High school students experience increased pressures as college prep becomes more rigorous and competitive. Students taking college courses in high school are trying to decrease the expected workload in college, but at what cost?
Local experts say getting ahead for high school students, might not always be the best.
"I take Psychology 101 and English 121,” said Victoria Varner, a junior at Cleveland Heights High School. What she's describing has nothing to do with being your average student.
“I like being able to go for half the day out and not have to worry about the people in the school," she said.
She's talking about taking college classes at John Carroll University, and it's not all glamorous.
“The hardest part would be managing my time between the two and due dates," Varner explained.
According to Pediatric Psychologist Dr. Vanessa Jensen from the Cleveland Clinic, Varner’s feelings are pretty common, and that can be the main stressor for students.
“We're basically asking our kids now to take college courses, as juniors and seniors and it's almost expected if you're applying to a high-end college," said Dr. Jensen.
With an increase of those stressors, comes an increase in other mental and emotional issues.
“It is very stressful. I see a lot of teenagers very, very stressed. Headaches, and stomachaches, and a lot of mental health stress," explained Dr. Jensen.
Between AP, International Baccalaureate and College Credit Plus courses, Dr. Jensen says teens have way too much on their plate, and it's stealing away precious time, even making them a bit anti-social.
“There are students feel a lot of pressure to all these advanced level classes… And then every moment seems to be focused on academics, makes it harder to do extracurricular and social things," Dr. Jensen said.
But it's not all bad, Dr. Jensen said aside from saving money and getting general classes out of the way, it can sometimes give certain students the outlet they need.
“It does give some students the chance to get off the campus of their high school and be more independent," Jensen said.
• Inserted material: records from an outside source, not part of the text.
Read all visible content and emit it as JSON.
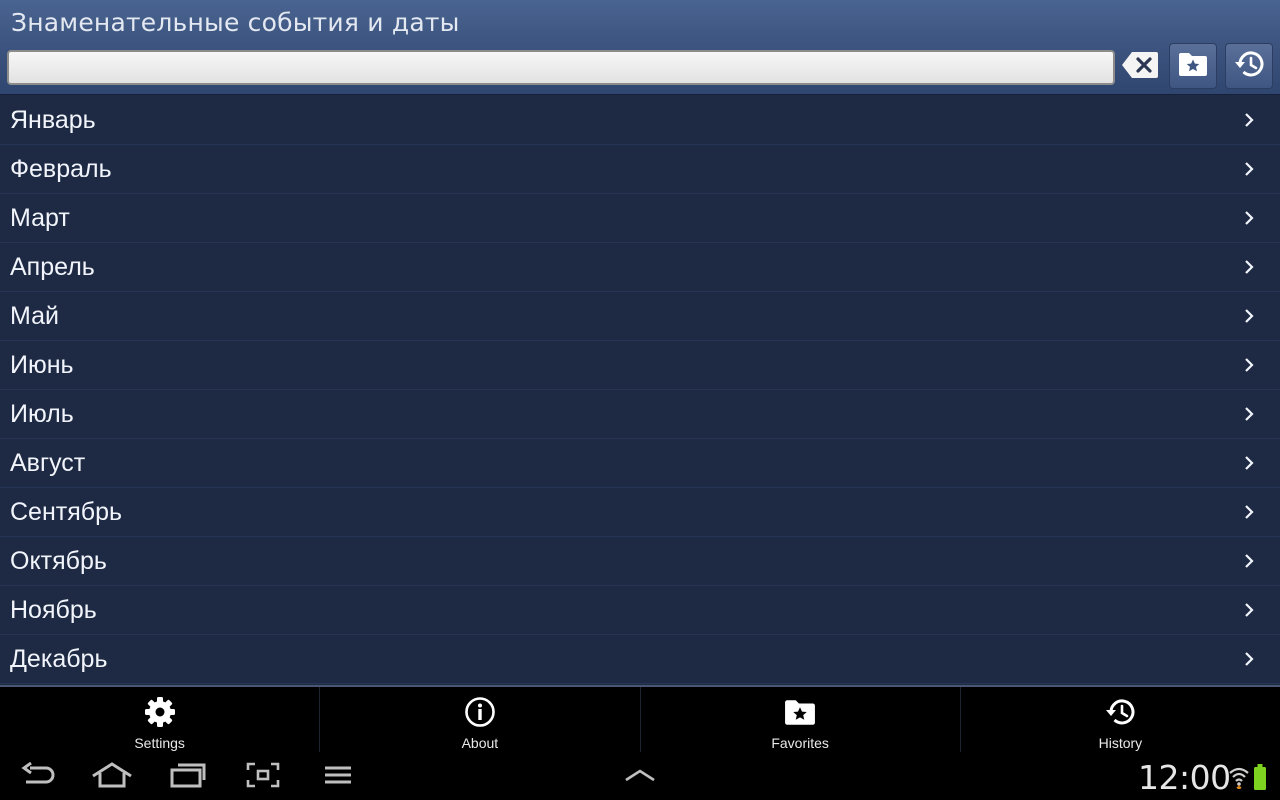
{
  "app": {
    "title": "Знаменательные события и даты"
  },
  "search": {
    "value": "",
    "placeholder": ""
  },
  "months": [
    {
      "label": "Январь"
    },
    {
      "label": "Февраль"
    },
    {
      "label": "Март"
    },
    {
      "label": "Апрель"
    },
    {
      "label": "Май"
    },
    {
      "label": "Июнь"
    },
    {
      "label": "Июль"
    },
    {
      "label": "Август"
    },
    {
      "label": "Сентябрь"
    },
    {
      "label": "Октябрь"
    },
    {
      "label": "Ноябрь"
    },
    {
      "label": "Декабрь"
    }
  ],
  "toolbar": {
    "settings_label": "Settings",
    "about_label": "About",
    "favorites_label": "Favorites",
    "history_label": "History"
  },
  "status_bar": {
    "time": "12:00"
  },
  "icons": {
    "clear": "backspace-clear-icon",
    "favorites": "star-folder-icon",
    "history": "history-clock-icon",
    "settings": "gear-icon",
    "about": "info-icon",
    "chevron": "chevron-right-icon"
  },
  "colors": {
    "header": "#3d5580",
    "list_background": "#1e2a44",
    "toolbar_background": "#000000",
    "battery": "#7ed321"
  }
}
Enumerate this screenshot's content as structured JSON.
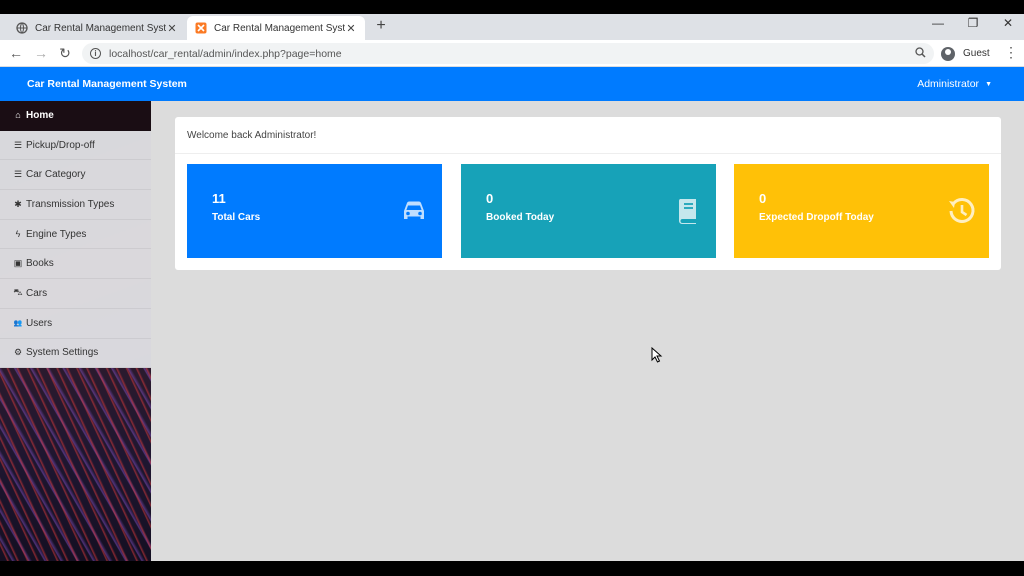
{
  "browser": {
    "tabs": [
      {
        "title": "Car Rental Management System",
        "close": "✕",
        "active": false
      },
      {
        "title": "Car Rental Management System",
        "close": "✕",
        "active": true
      }
    ],
    "new_tab": "+",
    "window_controls": {
      "minimize": "—",
      "restore": "❐",
      "close": "✕"
    },
    "url": "localhost/car_rental/admin/index.php?page=home",
    "profile": "Guest",
    "menu": "⋮"
  },
  "navbar": {
    "brand": "Car Rental Management System",
    "user_menu": "Administrator",
    "color": "#007bff"
  },
  "sidebar": {
    "items": [
      {
        "label": "Home",
        "icon": "home-icon",
        "glyph": "⌂",
        "active": true
      },
      {
        "label": "Pickup/Drop-off",
        "icon": "list-icon",
        "glyph": "☰",
        "active": false
      },
      {
        "label": "Car Category",
        "icon": "list-ul-icon",
        "glyph": "☰",
        "active": false
      },
      {
        "label": "Transmission Types",
        "icon": "cog-icon",
        "glyph": "✱",
        "active": false
      },
      {
        "label": "Engine Types",
        "icon": "bolt-icon",
        "glyph": "ϟ",
        "active": false
      },
      {
        "label": "Books",
        "icon": "book-icon",
        "glyph": "▣",
        "active": false
      },
      {
        "label": "Cars",
        "icon": "car-icon",
        "glyph": "⛍",
        "active": false
      },
      {
        "label": "Users",
        "icon": "users-icon",
        "glyph": "👥",
        "active": false
      },
      {
        "label": "System Settings",
        "icon": "cogs-icon",
        "glyph": "⚙",
        "active": false
      }
    ]
  },
  "main": {
    "welcome": "Welcome back Administrator!",
    "stats": [
      {
        "value": "11",
        "label": "Total Cars",
        "icon": "car-icon",
        "color": "#007bff"
      },
      {
        "value": "0",
        "label": "Booked Today",
        "icon": "book-icon",
        "color": "#17a2b8"
      },
      {
        "value": "0",
        "label": "Expected Dropoff Today",
        "icon": "history-icon",
        "color": "#ffc107"
      }
    ]
  }
}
Like for Varner, who said she's ready to leave the high school life behind.
“You don't have people rushing you to go to class, ask you where you're supposed to be all day, it gives you more freedom.”